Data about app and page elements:
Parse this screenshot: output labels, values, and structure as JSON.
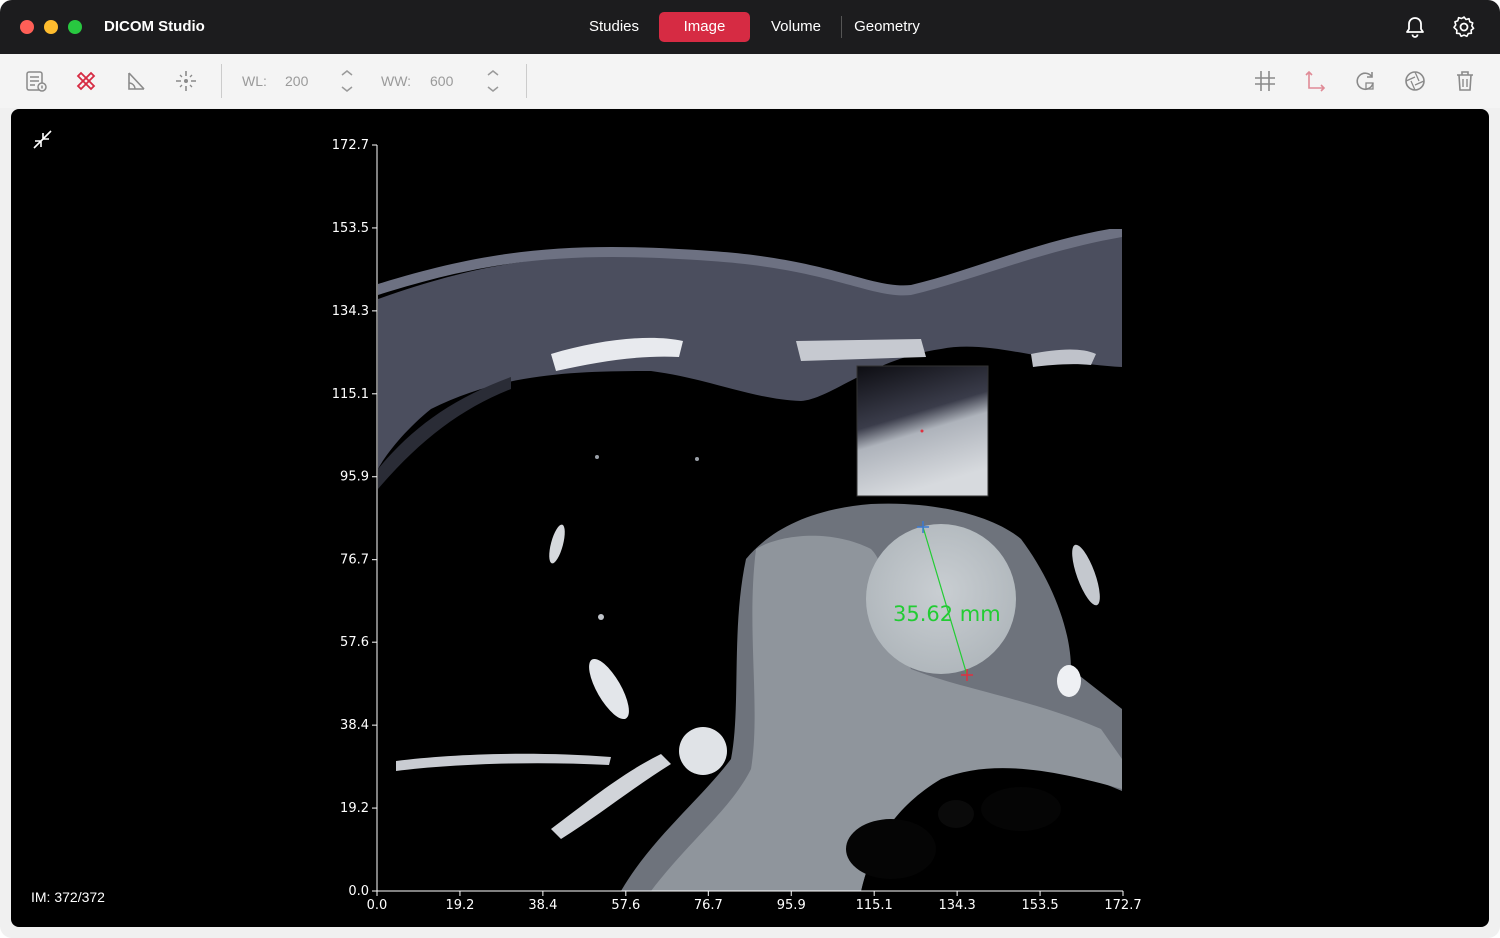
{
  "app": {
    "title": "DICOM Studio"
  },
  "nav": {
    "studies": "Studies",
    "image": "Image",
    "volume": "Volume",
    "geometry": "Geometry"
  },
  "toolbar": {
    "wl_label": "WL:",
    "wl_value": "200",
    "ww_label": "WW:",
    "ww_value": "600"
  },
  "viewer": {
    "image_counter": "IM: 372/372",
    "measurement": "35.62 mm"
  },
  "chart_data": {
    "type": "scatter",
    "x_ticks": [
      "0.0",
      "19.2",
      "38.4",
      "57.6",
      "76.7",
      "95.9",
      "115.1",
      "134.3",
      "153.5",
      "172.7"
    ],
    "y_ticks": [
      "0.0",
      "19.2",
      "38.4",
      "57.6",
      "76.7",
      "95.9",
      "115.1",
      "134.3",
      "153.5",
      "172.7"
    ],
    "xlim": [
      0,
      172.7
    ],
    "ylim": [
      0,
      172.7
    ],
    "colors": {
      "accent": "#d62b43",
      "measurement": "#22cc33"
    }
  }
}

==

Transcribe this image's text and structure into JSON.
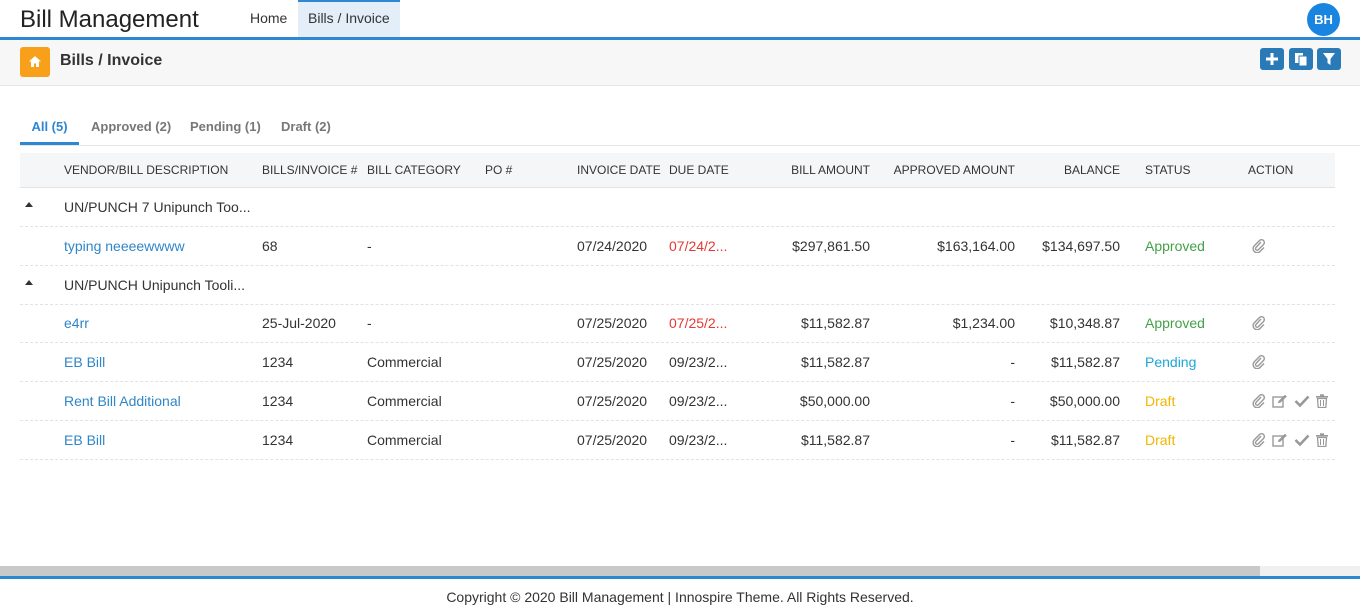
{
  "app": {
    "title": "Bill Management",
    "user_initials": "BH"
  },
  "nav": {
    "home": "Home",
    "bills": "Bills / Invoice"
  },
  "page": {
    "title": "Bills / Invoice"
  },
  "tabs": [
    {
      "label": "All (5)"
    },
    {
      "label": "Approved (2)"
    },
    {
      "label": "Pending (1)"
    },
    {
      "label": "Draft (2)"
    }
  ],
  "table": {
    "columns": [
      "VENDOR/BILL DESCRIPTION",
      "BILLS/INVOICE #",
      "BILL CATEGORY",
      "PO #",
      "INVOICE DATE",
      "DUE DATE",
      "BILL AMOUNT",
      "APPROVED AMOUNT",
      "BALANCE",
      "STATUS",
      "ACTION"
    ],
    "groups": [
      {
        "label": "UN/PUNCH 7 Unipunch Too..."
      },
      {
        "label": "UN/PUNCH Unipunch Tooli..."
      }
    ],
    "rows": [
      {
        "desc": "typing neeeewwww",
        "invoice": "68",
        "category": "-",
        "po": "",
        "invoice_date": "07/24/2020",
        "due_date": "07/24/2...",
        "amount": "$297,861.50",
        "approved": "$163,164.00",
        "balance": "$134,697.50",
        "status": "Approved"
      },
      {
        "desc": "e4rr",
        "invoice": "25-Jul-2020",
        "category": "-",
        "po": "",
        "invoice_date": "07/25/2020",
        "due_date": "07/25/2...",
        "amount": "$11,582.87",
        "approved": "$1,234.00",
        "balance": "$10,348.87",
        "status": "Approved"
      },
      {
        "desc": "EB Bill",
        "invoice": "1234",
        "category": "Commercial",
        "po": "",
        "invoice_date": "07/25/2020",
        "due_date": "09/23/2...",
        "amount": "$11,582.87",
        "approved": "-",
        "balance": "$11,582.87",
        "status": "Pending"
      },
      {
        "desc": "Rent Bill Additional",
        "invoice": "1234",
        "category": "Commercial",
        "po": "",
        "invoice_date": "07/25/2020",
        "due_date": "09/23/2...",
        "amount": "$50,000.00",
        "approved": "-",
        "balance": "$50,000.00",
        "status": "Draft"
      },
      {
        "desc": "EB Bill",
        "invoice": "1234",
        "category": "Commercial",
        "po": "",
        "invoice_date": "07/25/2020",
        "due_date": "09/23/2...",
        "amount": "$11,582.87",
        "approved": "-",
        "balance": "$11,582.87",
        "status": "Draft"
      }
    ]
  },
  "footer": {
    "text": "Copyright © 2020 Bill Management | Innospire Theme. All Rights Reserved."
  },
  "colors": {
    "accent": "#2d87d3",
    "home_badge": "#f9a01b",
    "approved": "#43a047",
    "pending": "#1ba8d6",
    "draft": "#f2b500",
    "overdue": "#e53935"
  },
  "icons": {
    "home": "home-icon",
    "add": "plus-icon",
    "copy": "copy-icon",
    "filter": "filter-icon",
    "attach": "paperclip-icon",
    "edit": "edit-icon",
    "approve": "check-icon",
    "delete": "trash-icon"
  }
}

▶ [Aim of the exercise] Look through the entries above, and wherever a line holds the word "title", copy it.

▶ [Finished exercise]
    "title": "DICOM Studio"
    "title": "Bill Management",
    "title": "Bills / Invoice"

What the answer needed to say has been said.